- Co-create rubrics with students to enhance students’ self-regulation. In some teaching contexts, it may be appropriate and feasible to involve students in writing rubrics together with the teaching staff. The process of co-design will make students internalise the assessment criteria, which, in turn, can help with goal setting and activation of appropriate learning strategies. Students can participate in the design of rubrics through in-class brainstorming exercises. Following the brainstorming session with students, collate their contributions and use them to build a rubric.
- LMS rubrics can be attached to any assignment, including LMS Quizzes and Discussions, and used for marking students’ submissions via the SpeedGrader. LMS rubrics can have either a point value or a point range attached to each criterion. You can also remove the points to create a qualitative rubric or choose to write free-form comments on each criterion when marking students’ submissions in the SpeedGrader.

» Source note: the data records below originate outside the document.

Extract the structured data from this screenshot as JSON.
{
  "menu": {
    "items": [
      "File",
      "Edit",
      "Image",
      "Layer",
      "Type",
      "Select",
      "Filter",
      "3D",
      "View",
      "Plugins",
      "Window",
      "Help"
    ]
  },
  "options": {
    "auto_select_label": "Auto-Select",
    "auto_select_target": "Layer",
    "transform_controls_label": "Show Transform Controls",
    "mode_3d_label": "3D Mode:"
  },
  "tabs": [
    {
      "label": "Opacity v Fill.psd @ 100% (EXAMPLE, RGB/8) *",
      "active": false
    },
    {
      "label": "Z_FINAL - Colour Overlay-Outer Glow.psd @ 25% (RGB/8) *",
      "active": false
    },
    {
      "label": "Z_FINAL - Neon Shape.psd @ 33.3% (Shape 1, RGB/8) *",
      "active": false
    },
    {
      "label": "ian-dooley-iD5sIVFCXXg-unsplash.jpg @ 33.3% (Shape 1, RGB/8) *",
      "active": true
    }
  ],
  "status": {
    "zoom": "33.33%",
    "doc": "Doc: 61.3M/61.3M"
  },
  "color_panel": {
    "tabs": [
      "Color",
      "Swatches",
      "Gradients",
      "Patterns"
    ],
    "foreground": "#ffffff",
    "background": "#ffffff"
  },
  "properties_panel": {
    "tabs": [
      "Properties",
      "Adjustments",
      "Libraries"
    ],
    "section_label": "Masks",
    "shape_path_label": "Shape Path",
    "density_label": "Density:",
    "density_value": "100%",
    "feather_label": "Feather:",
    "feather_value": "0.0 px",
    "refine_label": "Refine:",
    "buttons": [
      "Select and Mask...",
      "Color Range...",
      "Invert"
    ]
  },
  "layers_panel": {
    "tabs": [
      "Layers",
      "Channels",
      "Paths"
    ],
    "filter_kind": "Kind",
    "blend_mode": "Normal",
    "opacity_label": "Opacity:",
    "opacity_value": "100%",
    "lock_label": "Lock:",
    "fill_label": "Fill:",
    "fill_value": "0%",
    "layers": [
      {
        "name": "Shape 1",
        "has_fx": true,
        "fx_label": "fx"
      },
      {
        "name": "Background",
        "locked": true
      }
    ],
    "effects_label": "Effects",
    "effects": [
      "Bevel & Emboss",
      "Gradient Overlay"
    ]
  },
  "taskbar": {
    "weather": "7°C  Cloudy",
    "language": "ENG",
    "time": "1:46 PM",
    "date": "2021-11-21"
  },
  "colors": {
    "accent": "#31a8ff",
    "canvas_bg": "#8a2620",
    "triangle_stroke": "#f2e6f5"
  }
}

- FeedbackFruits can facilitate rubric-based peer review, self-assessment, and group member evaluation. In FeedbackFruits, you can set up feedback criteria through rubrics, scale ratings or free-form comments or use a combination of these tools within a single assessment task. Criteria you create within one assessment task can be reused in your future FeedbackFruits activities.
- PebblePad ATLAS allows you to add rubrics using the feedback template functionality, or the score card functionality. You can use lists of criteria or analytic rubrics. ATLAS can pass numeric marks back to the LMS Gradebook; however, the details of the rubric and any written feedback would stay in PebblePad.
- Gradescope allows you to build and refine rubrics while marking. This gives you a chance to capture a wide range of students’ responses and makes rubrics an effective feedback device. The changes will apply to all assignments, including those already marked.
- Cadmus can facilitate marking via the Turnitin Feedback Studio. If you already have a rubric in .xls, .xlsc or .rbc file, you can upload that to the Turnitin Feedback Studio. Once the rubric is uploaded, it can be edited in the Rubric Manager on Turnitin. Turnitin QuickMarks (i.e., in-text comments) can be associated with a specific criterion within the rubric. You can also create a library of QuickMarks to be reused across different assessment tasks.
- Cadmus. Marking with Turnitin Feedback Studio.
- Cadmus. Using Turnitin rubrics and Grading forms.
- Fraile, J., Panadero, E., & Pardo, R. (2017). Co-creating rubrics: The effects on self-regulated learning, self-efficacy and performance of establishing assessment criteria with students. Studies in Educational Evaluation, 53, 69-76.
- Instructure Community. How do I add a rubric to an assignment?
- Instructure Community. How do I add a rubric to a graded discussion?
- Instructure Community. How do I add a rubric to a quiz?
- Instructure Community. How do I manage rubrics in a subject?
- Jonsson, A. (2014). Rubrics as a way of providing transparency in assessment. Assessment & Evaluation in Higher Education, 39 (7), 840-852.
- Tomas, C., Whitt, E., Lavelle-Hill, R., & Severn, K. (2019). Modeling holistic marks with analytic rubrics. Frontiers in Education, 4.
- Turnitin. Uploading rubric scorecards.
- University of Melbourne. (2020, August). LMS Rubrics.
- University of Melbourne. (2021, April). Creating and using rubrics for assessment?
- University of Melbourne. Gradescope.
- University of Melbourne. PebblePad.
This page was last updated on 17 Oct 2022.
Please report any errors on this page to our website maintainers